Exercise goal → Go through the records line by line. Report how many lines contain "JSON", with nothing else.

################

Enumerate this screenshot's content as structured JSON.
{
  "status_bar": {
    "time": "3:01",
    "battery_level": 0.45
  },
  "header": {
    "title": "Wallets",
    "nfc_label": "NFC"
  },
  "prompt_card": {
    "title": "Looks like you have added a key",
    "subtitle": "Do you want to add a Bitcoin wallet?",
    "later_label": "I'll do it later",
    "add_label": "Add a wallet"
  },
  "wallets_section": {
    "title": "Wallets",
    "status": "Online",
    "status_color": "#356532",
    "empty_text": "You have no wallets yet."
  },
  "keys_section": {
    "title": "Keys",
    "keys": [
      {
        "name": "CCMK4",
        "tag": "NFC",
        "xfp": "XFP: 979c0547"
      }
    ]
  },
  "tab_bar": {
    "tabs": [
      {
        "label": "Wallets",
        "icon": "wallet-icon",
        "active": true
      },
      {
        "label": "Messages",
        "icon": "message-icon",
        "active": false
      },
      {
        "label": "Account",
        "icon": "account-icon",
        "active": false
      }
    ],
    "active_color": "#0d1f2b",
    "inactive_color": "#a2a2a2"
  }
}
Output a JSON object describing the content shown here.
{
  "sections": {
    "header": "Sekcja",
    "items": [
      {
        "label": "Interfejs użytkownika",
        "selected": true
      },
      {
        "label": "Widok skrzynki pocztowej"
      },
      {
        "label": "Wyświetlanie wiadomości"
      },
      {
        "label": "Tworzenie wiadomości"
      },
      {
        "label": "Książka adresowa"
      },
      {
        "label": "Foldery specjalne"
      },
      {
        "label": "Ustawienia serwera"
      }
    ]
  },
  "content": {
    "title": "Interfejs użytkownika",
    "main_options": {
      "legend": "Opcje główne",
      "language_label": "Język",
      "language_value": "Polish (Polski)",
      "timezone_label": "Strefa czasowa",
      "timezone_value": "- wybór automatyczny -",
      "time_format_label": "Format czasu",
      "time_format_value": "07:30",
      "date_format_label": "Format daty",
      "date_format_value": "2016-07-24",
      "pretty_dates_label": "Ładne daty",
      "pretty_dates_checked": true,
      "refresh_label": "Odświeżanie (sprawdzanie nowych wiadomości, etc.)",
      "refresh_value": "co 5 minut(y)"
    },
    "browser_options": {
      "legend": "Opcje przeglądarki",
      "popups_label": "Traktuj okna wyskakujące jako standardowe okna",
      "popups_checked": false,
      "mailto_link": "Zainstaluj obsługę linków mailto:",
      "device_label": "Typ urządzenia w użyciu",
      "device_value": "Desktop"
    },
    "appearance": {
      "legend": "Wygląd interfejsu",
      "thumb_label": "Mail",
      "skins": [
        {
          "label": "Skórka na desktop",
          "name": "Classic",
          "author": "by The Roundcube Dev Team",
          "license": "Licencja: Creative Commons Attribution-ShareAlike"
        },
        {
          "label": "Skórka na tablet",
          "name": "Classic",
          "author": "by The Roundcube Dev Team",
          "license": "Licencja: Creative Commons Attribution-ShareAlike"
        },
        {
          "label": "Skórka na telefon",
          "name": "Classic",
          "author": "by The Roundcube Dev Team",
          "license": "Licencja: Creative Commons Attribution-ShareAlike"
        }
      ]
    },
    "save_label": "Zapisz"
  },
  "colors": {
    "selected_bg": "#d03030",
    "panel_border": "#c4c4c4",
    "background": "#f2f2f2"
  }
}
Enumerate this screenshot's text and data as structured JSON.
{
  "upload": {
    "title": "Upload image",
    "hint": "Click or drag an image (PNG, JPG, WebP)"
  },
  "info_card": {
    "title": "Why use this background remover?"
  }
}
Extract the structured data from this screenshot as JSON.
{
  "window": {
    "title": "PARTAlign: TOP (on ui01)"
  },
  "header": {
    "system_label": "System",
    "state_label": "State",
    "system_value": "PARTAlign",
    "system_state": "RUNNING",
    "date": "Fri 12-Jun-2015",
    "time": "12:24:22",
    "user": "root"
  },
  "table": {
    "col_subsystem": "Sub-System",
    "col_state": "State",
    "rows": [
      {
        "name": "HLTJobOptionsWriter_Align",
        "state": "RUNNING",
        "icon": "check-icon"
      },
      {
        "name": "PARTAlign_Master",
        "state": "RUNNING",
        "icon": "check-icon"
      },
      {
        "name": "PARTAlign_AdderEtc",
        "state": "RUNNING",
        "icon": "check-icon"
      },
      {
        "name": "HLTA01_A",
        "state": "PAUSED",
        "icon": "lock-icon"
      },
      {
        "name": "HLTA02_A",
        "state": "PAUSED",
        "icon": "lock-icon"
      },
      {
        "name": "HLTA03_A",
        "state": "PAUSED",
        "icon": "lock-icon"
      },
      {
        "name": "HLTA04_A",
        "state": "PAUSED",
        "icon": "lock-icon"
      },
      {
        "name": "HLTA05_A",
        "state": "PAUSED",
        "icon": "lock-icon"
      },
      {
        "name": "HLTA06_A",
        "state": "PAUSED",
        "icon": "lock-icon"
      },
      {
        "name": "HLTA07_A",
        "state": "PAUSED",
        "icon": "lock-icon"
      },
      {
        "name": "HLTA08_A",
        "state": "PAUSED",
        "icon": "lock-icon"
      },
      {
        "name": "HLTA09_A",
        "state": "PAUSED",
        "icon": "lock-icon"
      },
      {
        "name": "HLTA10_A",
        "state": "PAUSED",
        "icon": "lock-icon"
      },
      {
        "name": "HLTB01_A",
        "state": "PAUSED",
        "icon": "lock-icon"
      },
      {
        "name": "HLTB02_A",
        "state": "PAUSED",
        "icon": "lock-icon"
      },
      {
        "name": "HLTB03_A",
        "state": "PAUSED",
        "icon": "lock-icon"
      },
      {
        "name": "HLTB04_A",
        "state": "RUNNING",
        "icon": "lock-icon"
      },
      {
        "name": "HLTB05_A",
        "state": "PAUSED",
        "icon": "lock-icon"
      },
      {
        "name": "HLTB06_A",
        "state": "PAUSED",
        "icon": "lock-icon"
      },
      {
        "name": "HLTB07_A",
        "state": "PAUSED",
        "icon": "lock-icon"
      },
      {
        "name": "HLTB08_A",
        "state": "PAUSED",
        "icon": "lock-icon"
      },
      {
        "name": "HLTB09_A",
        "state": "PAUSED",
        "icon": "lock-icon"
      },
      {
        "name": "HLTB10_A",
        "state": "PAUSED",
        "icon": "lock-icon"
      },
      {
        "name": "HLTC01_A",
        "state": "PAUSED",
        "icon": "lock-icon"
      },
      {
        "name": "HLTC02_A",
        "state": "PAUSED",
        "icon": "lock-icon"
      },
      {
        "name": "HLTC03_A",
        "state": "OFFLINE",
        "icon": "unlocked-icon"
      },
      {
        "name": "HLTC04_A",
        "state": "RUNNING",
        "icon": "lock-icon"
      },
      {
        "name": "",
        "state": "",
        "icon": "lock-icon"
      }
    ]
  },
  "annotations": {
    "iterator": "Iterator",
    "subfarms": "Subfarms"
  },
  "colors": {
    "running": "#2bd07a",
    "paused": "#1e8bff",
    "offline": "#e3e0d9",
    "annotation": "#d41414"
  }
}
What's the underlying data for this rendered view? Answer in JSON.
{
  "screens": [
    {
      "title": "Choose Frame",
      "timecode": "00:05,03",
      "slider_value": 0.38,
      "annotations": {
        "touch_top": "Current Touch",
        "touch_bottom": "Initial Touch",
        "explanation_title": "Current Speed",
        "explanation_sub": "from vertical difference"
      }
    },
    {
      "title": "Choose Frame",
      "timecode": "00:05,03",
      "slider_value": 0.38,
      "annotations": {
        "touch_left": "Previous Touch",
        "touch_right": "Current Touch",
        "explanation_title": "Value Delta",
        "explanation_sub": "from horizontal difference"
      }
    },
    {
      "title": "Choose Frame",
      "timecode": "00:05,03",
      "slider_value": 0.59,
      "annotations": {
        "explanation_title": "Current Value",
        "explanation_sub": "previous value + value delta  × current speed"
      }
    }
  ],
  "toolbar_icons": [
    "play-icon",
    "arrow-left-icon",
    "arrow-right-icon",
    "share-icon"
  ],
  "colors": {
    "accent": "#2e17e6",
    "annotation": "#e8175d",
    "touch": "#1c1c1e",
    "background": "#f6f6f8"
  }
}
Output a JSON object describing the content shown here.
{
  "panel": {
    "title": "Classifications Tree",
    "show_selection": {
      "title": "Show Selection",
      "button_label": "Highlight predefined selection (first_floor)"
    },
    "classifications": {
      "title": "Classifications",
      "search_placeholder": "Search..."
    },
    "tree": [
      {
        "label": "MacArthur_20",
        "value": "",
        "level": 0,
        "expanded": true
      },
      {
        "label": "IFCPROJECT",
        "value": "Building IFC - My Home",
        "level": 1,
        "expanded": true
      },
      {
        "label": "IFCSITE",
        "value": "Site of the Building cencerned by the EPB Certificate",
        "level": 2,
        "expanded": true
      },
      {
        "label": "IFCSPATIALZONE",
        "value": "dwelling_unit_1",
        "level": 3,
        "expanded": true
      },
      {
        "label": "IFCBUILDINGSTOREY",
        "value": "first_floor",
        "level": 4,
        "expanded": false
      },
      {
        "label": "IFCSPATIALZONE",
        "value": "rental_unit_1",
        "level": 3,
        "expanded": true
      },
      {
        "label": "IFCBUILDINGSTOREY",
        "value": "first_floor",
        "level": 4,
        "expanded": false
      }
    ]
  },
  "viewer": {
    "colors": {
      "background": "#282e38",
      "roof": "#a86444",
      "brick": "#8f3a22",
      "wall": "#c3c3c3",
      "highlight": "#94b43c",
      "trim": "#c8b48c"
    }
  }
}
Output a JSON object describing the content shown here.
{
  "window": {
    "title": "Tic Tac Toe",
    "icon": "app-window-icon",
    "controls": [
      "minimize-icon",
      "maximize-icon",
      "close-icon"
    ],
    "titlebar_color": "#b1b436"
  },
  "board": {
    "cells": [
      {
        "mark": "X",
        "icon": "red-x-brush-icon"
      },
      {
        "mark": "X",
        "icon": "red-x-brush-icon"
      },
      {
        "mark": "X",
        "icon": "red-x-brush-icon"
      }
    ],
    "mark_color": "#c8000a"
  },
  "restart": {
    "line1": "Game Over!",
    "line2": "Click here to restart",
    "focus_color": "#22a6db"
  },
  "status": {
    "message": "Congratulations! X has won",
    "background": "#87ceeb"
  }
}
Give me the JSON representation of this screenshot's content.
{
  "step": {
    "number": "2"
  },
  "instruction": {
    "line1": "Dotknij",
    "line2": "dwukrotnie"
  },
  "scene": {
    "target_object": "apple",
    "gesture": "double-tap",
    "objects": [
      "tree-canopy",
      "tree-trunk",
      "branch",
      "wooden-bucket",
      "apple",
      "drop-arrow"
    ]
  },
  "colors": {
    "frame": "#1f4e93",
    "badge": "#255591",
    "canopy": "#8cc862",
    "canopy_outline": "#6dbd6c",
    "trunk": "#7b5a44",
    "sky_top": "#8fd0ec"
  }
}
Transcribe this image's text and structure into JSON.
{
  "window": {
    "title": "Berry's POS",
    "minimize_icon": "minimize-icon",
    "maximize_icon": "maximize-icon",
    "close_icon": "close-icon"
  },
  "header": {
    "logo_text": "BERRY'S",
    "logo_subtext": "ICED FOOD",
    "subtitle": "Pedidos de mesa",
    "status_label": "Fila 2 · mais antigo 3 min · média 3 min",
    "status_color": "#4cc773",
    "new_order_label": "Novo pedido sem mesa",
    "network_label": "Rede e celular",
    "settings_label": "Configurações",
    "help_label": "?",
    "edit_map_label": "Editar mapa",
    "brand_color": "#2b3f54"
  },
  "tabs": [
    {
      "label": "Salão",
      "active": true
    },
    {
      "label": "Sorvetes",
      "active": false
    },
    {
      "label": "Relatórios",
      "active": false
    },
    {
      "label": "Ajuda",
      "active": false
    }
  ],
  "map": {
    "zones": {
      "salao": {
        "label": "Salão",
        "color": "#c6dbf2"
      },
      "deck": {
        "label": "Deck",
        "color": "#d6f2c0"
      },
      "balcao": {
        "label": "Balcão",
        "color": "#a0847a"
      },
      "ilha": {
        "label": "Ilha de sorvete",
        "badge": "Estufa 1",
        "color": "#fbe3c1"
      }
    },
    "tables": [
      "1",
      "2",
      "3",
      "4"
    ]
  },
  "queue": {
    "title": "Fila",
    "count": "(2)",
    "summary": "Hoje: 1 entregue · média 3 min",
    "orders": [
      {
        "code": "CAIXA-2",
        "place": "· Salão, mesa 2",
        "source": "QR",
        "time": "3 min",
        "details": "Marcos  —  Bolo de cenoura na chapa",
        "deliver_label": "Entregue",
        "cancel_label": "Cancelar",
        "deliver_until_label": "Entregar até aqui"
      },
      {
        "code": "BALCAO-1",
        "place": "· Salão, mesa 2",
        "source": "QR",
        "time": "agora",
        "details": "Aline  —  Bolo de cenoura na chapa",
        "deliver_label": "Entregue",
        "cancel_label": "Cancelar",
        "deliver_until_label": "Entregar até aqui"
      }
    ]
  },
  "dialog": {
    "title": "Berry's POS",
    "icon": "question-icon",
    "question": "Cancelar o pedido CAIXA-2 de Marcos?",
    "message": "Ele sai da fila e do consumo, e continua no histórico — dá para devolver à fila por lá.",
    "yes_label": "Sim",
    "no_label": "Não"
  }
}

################

Final answer → 9